■ **What you need to do**: Every record, from first to last, should be written out again exactly.

■ **Supplied records**:
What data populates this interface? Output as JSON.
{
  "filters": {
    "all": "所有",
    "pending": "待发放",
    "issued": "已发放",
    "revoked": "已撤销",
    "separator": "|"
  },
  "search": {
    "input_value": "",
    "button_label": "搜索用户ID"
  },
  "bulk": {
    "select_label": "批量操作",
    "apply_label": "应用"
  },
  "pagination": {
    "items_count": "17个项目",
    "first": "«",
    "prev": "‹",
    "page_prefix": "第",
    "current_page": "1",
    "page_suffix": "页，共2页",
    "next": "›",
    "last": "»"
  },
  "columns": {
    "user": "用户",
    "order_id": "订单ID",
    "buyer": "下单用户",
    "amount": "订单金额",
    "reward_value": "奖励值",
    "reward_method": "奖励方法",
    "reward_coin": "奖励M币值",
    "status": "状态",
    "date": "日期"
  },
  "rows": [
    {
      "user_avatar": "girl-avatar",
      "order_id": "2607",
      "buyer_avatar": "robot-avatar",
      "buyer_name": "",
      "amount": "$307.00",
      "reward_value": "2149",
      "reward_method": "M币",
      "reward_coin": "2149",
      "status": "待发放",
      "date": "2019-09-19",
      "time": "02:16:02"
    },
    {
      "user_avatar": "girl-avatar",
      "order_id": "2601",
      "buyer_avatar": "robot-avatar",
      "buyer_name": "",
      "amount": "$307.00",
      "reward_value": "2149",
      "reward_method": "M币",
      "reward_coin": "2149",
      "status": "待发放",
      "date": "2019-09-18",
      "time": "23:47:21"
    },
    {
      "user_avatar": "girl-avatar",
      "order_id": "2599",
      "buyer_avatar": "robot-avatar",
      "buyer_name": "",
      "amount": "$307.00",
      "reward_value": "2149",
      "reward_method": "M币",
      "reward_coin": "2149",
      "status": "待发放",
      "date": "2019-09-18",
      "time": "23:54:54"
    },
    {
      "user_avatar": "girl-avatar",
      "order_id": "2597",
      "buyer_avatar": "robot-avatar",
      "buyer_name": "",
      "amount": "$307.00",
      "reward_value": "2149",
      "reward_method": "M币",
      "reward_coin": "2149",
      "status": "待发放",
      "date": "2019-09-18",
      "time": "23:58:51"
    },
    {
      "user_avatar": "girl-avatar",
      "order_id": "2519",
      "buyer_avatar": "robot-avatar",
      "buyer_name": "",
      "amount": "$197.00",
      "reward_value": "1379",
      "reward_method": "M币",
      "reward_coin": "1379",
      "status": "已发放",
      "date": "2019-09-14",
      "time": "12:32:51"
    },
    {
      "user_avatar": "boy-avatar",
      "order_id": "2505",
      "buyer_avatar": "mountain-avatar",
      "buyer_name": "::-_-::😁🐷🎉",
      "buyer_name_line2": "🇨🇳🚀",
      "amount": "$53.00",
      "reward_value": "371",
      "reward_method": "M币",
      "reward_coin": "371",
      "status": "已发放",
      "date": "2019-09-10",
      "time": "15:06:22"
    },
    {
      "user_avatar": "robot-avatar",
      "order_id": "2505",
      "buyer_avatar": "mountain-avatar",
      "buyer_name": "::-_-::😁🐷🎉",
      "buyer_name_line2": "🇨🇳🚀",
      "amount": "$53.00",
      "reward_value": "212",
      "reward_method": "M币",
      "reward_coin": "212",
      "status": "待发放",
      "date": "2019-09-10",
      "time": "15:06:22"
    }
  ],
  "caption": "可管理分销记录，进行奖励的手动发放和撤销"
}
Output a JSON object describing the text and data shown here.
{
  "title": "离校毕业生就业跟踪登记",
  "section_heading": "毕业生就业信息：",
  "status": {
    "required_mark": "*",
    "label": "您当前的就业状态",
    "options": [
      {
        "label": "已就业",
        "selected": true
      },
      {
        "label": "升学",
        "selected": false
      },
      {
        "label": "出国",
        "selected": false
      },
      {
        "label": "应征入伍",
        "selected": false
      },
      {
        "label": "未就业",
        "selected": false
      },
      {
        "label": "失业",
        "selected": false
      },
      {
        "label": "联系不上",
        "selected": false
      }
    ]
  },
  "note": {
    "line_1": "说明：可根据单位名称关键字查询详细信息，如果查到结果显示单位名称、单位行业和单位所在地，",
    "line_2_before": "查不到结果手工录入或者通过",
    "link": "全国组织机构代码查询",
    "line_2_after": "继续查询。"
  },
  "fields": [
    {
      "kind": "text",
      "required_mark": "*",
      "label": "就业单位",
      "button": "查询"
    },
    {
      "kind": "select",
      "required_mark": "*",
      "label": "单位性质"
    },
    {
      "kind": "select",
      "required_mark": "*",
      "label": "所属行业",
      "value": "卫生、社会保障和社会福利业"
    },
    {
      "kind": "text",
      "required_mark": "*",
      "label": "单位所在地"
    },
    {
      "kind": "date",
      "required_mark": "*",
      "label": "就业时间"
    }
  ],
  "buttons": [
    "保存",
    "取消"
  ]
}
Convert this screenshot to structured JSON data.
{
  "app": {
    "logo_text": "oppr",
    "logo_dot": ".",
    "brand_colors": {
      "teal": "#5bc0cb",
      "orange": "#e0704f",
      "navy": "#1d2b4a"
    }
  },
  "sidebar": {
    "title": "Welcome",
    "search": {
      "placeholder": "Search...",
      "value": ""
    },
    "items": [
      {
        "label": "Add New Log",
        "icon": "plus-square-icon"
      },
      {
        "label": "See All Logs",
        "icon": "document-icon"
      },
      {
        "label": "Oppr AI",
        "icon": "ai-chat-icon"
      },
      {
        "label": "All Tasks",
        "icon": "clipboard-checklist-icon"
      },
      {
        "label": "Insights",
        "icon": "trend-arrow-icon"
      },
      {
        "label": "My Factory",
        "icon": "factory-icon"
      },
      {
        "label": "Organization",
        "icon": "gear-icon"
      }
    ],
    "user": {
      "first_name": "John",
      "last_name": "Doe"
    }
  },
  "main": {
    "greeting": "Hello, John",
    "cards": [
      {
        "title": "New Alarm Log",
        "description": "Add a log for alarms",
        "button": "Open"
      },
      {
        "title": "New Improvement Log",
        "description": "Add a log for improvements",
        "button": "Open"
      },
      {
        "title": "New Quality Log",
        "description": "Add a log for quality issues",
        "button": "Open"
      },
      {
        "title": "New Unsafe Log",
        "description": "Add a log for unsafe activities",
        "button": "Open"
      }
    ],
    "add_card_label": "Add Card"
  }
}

■ **Exercise response**:
What data populates this interface? Output as JSON.
{
  "filters": {
    "all": "所有",
    "pending": "待发放",
    "issued": "已发放",
    "revoked": "已撤销",
    "separator": "|"
  },
  "search": {
    "input_value": "",
    "button_label": "搜索用户ID"
  },
  "bulk": {
    "select_label": "批量操作",
    "apply_label": "应用"
  },
  "pagination": {
    "items_count": "17个项目",
    "first": "«",
    "prev": "‹",
    "page_prefix": "第",
    "current_page": "1",
    "page_suffix": "页，共2页",
    "next": "›",
    "last": "»"
  },
  "columns": {
    "user": "用户",
    "order_id": "订单ID",
    "buyer": "下单用户",
    "amount": "订单金额",
    "reward_value": "奖励值",
    "reward_method": "奖励方法",
    "reward_coin": "奖励M币值",
    "status": "状态",
    "date": "日期"
  },
  "rows": [
    {
      "user_avatar": "girl-avatar",
      "order_id": "2607",
      "buyer_avatar": "robot-avatar",
      "buyer_name": "",
      "amount": "$307.00",
      "reward_value": "2149",
      "reward_method": "M币",
      "reward_coin": "2149",
      "status": "待发放",
      "date": "2019-09-19",
      "time": "02:16:02"
    },
    {
      "user_avatar": "girl-avatar",
      "order_id": "2601",
      "buyer_avatar": "robot-avatar",
      "buyer_name": "",
      "amount": "$307.00",
      "reward_value": "2149",
      "reward_method": "M币",
      "reward_coin": "2149",
      "status": "待发放",
      "date": "2019-09-18",
      "time": "23:47:21"
    },
    {
      "user_avatar": "girl-avatar",
      "order_id": "2599",
      "buyer_avatar": "robot-avatar",
      "buyer_name": "",
      "amount": "$307.00",
      "reward_value": "2149",
      "reward_method": "M币",
      "reward_coin": "2149",
      "status": "待发放",
      "date": "2019-09-18",
      "time": "23:54:54"
    },
    {
      "user_avatar": "girl-avatar",
      "order_id": "2597",
      "buyer_avatar": "robot-avatar",
      "buyer_name": "",
      "amount": "$307.00",
      "reward_value": "2149",
      "reward_method": "M币",
      "reward_coin": "2149",
      "status": "待发放",
      "date": "2019-09-18",
      "time": "23:58:51"
    },
    {
      "user_avatar": "girl-avatar",
      "order_id": "2519",
      "buyer_avatar": "robot-avatar",
      "buyer_name": "",
      "amount": "$197.00",
      "reward_value": "1379",
      "reward_method": "M币",
      "reward_coin": "1379",
      "status": "已发放",
      "date": "2019-09-14",
      "time": "12:32:51"
    },
    {
      "user_avatar": "boy-avatar",
      "order_id": "2505",
      "buyer_avatar": "mountain-avatar",
      "buyer_name": "::-_-::😁🐷🎉",
      "buyer_name_line2": "🇨🇳🚀",
      "amount": "$53.00",
      "reward_value": "371",
      "reward_method": "M币",
      "reward_coin": "371",
      "status": "已发放",
      "date": "2019-09-10",
      "time": "15:06:22"
    },
    {
      "user_avatar": "robot-avatar",
      "order_id": "2505",
      "buyer_avatar": "mountain-avatar",
      "buyer_name": "::-_-::😁🐷🎉",
      "buyer_name_line2": "🇨🇳🚀",
      "amount": "$53.00",
      "reward_value": "212",
      "reward_method": "M币",
      "reward_coin": "212",
      "status": "待发放",
      "date": "2019-09-10",
      "time": "15:06:22"
    }
  ],
  "caption": "可管理分销记录，进行奖励的手动发放和撤销"
}
Output a JSON object describing the text and data shown here.
{
  "title": "离校毕业生就业跟踪登记",
  "section_heading": "毕业生就业信息：",
  "status": {
    "required_mark": "*",
    "label": "您当前的就业状态",
    "options": [
      {
        "label": "已就业",
        "selected": true
      },
      {
        "label": "升学",
        "selected": false
      },
      {
        "label": "出国",
        "selected": false
      },
      {
        "label": "应征入伍",
        "selected": false
      },
      {
        "label": "未就业",
        "selected": false
      },
      {
        "label": "失业",
        "selected": false
      },
      {
        "label": "联系不上",
        "selected": false
      }
    ]
  },
  "note": {
    "line_1": "说明：可根据单位名称关键字查询详细信息，如果查到结果显示单位名称、单位行业和单位所在地，",
    "line_2_before": "查不到结果手工录入或者通过",
    "link": "全国组织机构代码查询",
    "line_2_after": "继续查询。"
  },
  "fields": [
    {
      "kind": "text",
      "required_mark": "*",
      "label": "就业单位",
      "button": "查询"
    },
    {
      "kind": "select",
      "required_mark": "*",
      "label": "单位性质"
    },
    {
      "kind": "select",
      "required_mark": "*",
      "label": "所属行业",
      "value": "卫生、社会保障和社会福利业"
    },
    {
      "kind": "text",
      "required_mark": "*",
      "label": "单位所在地"
    },
    {
      "kind": "date",
      "required_mark": "*",
      "label": "就业时间"
    }
  ],
  "buttons": [
    "保存",
    "取消"
  ]
}
Convert this screenshot to structured JSON data.
{
  "app": {
    "logo_text": "oppr",
    "logo_dot": ".",
    "brand_colors": {
      "teal": "#5bc0cb",
      "orange": "#e0704f",
      "navy": "#1d2b4a"
    }
  },
  "sidebar": {
    "title": "Welcome",
    "search": {
      "placeholder": "Search...",
      "value": ""
    },
    "items": [
      {
        "label": "Add New Log",
        "icon": "plus-square-icon"
      },
      {
        "label": "See All Logs",
        "icon": "document-icon"
      },
      {
        "label": "Oppr AI",
        "icon": "ai-chat-icon"
      },
      {
        "label": "All Tasks",
        "icon": "clipboard-checklist-icon"
      },
      {
        "label": "Insights",
        "icon": "trend-arrow-icon"
      },
      {
        "label": "My Factory",
        "icon": "factory-icon"
      },
      {
        "label": "Organization",
        "icon": "gear-icon"
      }
    ],
    "user": {
      "first_name": "John",
      "last_name": "Doe"
    }
  },
  "main": {
    "greeting": "Hello, John",
    "cards": [
      {
        "title": "New Alarm Log",
        "description": "Add a log for alarms",
        "button": "Open"
      },
      {
        "title": "New Improvement Log",
        "description": "Add a log for improvements",
        "button": "Open"
      },
      {
        "title": "New Quality Log",
        "description": "Add a log for quality issues",
        "button": "Open"
      },
      {
        "title": "New Unsafe Log",
        "description": "Add a log for unsafe activities",
        "button": "Open"
      }
    ],
    "add_card_label": "Add Card"
  }
}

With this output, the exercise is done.